──────── Data shown ────────

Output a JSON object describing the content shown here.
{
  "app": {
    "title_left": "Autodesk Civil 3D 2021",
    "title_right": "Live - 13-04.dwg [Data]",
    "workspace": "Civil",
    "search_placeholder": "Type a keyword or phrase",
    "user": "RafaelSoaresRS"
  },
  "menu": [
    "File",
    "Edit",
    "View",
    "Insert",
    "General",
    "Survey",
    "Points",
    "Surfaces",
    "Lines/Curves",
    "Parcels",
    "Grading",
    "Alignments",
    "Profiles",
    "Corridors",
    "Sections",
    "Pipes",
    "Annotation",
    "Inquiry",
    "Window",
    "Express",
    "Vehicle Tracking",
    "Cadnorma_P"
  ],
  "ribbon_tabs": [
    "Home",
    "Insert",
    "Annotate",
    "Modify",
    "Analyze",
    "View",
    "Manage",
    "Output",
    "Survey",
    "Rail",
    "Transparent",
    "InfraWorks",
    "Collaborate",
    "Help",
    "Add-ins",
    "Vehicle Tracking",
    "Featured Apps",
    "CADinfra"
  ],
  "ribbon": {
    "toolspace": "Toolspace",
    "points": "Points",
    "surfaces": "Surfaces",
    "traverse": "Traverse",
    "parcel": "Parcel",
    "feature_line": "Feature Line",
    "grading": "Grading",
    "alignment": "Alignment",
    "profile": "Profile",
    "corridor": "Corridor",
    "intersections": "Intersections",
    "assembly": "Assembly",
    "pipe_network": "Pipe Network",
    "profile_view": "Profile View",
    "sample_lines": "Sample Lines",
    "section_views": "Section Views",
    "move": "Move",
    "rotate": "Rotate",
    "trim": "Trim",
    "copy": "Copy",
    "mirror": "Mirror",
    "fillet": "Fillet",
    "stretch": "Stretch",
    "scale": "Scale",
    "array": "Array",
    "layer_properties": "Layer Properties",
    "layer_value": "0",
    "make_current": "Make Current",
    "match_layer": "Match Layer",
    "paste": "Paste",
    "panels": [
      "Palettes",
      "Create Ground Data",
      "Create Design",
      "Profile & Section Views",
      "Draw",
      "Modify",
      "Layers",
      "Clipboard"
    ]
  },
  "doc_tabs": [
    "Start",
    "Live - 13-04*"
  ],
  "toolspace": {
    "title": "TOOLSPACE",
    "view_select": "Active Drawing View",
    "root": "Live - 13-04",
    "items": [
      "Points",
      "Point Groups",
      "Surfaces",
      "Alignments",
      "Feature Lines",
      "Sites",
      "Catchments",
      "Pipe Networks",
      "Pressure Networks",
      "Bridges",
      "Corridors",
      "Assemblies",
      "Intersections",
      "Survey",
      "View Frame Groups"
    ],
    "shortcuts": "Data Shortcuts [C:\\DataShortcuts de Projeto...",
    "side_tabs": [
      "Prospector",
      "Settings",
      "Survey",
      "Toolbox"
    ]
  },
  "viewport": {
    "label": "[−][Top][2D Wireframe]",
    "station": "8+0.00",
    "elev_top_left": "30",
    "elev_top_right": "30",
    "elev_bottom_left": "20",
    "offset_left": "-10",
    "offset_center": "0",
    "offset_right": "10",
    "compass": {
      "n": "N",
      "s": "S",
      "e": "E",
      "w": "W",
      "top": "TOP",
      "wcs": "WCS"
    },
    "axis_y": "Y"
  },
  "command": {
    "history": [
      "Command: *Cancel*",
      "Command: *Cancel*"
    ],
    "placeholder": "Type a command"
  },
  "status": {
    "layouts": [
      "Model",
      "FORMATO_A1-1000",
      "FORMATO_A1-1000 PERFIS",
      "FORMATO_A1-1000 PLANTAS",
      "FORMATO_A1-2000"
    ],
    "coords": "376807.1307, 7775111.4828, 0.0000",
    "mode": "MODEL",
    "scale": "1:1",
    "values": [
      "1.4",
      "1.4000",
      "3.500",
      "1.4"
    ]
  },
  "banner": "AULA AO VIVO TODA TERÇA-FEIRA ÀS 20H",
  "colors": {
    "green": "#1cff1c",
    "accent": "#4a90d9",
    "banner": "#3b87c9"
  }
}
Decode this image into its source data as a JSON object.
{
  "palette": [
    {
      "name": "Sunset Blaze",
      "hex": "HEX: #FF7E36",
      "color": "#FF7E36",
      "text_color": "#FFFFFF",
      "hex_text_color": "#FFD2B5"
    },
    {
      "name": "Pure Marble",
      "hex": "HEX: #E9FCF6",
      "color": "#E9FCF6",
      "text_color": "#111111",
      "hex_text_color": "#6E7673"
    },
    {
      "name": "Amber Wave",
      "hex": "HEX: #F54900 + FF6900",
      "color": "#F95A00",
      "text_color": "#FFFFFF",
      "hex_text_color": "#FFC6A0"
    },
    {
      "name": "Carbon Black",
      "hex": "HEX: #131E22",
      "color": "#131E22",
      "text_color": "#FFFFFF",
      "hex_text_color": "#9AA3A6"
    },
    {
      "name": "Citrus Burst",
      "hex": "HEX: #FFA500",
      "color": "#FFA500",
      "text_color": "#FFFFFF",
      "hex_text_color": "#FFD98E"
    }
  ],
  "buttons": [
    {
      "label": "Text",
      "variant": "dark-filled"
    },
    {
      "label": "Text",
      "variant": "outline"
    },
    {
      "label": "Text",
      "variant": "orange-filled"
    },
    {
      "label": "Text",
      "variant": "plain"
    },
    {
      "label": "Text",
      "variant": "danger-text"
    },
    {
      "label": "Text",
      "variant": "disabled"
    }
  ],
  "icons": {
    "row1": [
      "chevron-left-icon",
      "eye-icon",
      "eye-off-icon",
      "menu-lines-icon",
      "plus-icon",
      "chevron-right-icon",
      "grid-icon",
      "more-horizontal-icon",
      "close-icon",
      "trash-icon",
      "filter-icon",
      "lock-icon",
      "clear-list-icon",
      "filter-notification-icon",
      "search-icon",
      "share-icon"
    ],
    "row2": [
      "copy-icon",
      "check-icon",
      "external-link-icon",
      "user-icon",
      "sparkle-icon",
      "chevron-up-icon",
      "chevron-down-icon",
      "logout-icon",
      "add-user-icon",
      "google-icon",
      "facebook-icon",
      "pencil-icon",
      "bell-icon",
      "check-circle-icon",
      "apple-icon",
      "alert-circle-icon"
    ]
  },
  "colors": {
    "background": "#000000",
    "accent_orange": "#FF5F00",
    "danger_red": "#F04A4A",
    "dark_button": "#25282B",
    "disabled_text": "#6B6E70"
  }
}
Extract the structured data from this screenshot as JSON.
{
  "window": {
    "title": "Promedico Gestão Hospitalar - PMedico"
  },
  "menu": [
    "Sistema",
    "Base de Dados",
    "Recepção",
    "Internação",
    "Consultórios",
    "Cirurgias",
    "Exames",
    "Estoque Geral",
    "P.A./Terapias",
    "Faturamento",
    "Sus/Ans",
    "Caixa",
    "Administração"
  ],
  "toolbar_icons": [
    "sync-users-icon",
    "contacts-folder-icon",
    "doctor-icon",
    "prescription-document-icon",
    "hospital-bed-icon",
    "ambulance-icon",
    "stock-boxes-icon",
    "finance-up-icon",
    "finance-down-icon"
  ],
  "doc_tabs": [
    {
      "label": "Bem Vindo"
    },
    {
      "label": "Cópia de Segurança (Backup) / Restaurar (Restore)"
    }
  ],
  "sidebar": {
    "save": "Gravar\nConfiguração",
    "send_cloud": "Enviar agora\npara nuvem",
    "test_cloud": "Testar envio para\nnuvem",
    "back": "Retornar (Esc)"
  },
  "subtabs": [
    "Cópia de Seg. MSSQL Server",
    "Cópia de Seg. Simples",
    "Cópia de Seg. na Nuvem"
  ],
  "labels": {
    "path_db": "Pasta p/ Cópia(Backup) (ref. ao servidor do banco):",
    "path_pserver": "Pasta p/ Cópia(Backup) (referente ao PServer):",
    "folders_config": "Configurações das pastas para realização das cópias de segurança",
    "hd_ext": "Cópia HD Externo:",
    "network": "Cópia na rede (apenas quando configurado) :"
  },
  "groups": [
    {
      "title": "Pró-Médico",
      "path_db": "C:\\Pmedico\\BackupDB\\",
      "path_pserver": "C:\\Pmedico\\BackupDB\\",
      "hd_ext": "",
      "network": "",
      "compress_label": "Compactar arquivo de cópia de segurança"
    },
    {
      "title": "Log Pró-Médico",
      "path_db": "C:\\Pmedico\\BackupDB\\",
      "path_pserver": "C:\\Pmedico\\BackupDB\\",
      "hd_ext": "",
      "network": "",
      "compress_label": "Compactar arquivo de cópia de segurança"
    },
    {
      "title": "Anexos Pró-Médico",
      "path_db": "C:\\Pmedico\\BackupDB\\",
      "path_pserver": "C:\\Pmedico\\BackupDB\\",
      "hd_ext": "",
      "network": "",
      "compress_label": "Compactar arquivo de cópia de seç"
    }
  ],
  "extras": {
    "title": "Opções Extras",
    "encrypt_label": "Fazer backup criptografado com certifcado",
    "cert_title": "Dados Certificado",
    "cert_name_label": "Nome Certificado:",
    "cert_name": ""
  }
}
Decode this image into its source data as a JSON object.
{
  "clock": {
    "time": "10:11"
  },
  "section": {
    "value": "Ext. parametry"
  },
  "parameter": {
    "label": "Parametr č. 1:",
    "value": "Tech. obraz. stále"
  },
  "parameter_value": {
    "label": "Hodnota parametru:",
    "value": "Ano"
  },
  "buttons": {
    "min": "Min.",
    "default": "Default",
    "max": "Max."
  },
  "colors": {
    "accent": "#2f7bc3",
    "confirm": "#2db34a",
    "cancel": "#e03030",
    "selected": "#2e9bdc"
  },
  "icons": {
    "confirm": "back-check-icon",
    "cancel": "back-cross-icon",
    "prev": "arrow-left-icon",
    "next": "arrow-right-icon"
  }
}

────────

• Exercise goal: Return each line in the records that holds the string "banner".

• Solution to the problem:
  "banner": "AULA AO VIVO TODA TERÇA-FEIRA ÀS 20H",
    "banner": "#3b87c9"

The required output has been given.